# Task prompt:
Lines with the word "detected" are the ones wanted. Copy each of them from the entries below.

# Recorded information:
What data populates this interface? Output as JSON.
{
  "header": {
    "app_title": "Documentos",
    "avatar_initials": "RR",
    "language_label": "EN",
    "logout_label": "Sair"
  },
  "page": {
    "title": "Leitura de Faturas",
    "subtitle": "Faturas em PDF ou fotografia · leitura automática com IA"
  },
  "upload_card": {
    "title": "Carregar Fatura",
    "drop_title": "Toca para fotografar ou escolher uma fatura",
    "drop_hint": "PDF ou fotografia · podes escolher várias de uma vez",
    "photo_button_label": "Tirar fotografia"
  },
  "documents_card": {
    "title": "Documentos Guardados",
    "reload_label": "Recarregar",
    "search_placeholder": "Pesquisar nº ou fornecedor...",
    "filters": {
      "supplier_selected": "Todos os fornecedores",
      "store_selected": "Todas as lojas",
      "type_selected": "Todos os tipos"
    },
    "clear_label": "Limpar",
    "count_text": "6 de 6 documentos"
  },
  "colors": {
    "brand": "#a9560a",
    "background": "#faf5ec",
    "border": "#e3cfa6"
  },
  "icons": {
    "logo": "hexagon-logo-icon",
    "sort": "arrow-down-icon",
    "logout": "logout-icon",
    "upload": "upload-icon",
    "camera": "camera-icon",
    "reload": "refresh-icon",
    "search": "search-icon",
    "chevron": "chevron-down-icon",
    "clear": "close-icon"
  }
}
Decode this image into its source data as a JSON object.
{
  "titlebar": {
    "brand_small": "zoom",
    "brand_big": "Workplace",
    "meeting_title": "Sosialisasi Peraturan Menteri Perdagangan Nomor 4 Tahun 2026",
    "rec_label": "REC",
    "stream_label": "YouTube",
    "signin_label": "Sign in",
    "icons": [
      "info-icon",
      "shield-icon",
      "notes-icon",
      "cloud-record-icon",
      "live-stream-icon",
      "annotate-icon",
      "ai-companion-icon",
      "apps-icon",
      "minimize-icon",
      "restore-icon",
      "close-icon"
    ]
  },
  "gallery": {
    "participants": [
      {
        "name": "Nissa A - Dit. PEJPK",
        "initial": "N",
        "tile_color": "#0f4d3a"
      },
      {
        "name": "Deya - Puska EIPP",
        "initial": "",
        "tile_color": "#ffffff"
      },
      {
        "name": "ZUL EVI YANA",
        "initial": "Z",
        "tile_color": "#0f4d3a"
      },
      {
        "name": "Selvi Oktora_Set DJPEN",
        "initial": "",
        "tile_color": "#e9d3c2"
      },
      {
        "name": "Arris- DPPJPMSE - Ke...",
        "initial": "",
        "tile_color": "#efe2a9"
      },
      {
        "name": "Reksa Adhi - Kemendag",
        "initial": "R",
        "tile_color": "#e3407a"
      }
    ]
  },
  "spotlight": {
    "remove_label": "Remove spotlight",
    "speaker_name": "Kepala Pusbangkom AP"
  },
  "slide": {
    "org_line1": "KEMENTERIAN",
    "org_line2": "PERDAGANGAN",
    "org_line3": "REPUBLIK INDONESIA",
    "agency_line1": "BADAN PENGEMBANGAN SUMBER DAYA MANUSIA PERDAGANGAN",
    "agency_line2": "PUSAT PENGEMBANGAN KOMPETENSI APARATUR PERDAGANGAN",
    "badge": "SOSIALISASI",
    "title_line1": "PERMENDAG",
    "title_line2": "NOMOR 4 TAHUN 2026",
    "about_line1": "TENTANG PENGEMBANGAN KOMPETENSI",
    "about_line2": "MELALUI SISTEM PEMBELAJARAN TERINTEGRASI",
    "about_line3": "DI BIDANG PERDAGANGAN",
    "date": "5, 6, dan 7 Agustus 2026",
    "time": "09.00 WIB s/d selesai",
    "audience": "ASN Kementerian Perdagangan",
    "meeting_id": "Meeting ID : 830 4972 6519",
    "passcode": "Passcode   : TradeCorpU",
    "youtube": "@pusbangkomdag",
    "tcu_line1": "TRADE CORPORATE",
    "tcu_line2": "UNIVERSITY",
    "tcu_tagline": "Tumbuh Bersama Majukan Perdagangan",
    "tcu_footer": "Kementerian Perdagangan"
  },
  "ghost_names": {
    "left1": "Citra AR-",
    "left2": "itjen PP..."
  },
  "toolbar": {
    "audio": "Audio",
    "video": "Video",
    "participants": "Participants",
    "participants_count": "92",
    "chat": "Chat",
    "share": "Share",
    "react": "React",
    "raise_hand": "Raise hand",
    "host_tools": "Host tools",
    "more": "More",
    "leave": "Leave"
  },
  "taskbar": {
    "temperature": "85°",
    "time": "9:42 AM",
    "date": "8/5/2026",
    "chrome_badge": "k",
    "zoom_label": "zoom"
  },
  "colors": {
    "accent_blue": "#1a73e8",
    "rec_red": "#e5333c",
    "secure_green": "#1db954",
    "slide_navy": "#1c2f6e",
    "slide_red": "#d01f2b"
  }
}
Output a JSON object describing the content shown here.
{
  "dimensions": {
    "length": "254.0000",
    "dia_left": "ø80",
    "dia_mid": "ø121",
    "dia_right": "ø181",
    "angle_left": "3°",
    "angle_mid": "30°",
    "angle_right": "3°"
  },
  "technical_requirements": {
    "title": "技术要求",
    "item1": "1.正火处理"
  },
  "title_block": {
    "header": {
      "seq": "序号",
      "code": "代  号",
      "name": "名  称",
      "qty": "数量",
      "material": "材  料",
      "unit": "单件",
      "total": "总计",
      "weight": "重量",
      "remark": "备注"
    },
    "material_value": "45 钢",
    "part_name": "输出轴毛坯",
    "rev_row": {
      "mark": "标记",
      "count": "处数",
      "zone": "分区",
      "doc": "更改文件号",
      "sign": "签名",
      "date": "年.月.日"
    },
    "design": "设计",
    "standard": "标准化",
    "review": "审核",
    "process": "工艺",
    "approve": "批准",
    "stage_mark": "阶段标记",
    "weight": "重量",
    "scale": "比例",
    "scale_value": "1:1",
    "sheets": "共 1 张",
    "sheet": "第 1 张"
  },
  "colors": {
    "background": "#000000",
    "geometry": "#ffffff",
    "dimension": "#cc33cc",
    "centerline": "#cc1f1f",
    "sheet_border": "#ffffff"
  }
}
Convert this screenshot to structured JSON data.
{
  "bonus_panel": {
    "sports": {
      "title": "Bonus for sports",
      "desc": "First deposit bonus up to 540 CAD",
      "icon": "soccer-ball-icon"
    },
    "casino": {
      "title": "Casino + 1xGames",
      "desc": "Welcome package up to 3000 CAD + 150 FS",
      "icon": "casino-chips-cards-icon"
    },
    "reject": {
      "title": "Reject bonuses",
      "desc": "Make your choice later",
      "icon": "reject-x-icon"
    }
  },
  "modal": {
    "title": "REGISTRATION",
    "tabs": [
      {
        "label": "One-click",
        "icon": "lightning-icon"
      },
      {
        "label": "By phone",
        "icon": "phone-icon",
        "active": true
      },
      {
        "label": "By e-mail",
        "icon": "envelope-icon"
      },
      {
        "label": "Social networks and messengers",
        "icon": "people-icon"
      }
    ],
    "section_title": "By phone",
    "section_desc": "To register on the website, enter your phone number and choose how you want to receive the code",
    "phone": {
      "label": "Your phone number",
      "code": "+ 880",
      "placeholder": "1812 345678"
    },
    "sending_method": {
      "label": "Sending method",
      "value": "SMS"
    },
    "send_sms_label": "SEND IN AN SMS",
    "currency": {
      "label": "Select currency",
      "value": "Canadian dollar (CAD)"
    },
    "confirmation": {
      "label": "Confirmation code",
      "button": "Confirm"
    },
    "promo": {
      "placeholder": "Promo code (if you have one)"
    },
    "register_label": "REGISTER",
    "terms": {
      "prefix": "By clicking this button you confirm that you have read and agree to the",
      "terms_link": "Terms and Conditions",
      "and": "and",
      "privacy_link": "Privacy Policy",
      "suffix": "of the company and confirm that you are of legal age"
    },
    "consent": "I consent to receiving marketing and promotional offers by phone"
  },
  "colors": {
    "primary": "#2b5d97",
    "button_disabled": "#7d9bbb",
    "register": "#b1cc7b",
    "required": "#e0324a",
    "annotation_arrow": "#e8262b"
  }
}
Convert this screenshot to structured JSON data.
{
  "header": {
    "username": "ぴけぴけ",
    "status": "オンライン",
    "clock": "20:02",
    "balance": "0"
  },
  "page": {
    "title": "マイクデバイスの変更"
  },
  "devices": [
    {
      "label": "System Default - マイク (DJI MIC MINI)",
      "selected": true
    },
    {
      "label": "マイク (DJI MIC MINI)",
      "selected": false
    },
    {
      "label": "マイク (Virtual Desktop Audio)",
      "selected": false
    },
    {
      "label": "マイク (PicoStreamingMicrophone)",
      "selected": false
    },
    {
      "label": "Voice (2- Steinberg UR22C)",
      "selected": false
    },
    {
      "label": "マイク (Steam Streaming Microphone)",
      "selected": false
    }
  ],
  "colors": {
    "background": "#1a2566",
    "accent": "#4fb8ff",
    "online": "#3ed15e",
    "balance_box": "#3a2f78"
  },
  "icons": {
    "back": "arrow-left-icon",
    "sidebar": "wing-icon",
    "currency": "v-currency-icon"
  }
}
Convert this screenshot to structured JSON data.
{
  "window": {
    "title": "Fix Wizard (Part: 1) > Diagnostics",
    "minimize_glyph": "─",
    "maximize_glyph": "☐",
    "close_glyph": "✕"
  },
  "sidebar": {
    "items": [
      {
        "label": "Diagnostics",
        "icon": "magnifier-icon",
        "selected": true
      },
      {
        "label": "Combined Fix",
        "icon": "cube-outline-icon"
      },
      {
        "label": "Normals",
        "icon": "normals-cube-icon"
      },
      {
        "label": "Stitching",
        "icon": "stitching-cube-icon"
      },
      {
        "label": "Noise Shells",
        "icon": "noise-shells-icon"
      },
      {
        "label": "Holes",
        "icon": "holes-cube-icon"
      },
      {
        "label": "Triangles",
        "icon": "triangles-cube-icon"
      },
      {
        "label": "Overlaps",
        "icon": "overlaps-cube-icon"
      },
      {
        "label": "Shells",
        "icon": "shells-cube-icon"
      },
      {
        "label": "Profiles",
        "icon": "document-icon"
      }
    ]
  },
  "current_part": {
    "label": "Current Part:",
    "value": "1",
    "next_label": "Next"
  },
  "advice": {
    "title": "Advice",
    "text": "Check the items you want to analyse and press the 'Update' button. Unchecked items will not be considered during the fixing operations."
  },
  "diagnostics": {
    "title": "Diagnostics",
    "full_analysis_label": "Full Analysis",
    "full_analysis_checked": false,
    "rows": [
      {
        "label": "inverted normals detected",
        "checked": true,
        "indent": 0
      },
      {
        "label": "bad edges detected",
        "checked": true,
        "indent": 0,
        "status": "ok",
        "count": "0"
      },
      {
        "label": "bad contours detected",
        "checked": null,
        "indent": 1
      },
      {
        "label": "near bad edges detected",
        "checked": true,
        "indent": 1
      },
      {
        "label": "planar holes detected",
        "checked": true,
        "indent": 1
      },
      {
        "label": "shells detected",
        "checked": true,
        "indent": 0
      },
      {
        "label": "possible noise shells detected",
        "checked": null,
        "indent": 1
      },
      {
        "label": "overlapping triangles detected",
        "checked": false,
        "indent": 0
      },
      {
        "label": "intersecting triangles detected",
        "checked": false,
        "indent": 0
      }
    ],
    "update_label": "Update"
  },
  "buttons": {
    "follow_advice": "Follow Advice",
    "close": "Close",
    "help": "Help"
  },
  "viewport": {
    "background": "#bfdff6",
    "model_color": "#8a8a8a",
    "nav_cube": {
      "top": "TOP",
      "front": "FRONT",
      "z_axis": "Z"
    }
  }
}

# Response area:
        "label": "inverted normals detected",
        "label": "bad edges detected",
        "label": "bad contours detected",
        "label": "near bad edges detected",
        "label": "planar holes detected",
        "label": "shells detected",
        "label": "possible noise shells detected",
        "label": "overlapping triangles detected",
        "label": "intersecting triangles detected",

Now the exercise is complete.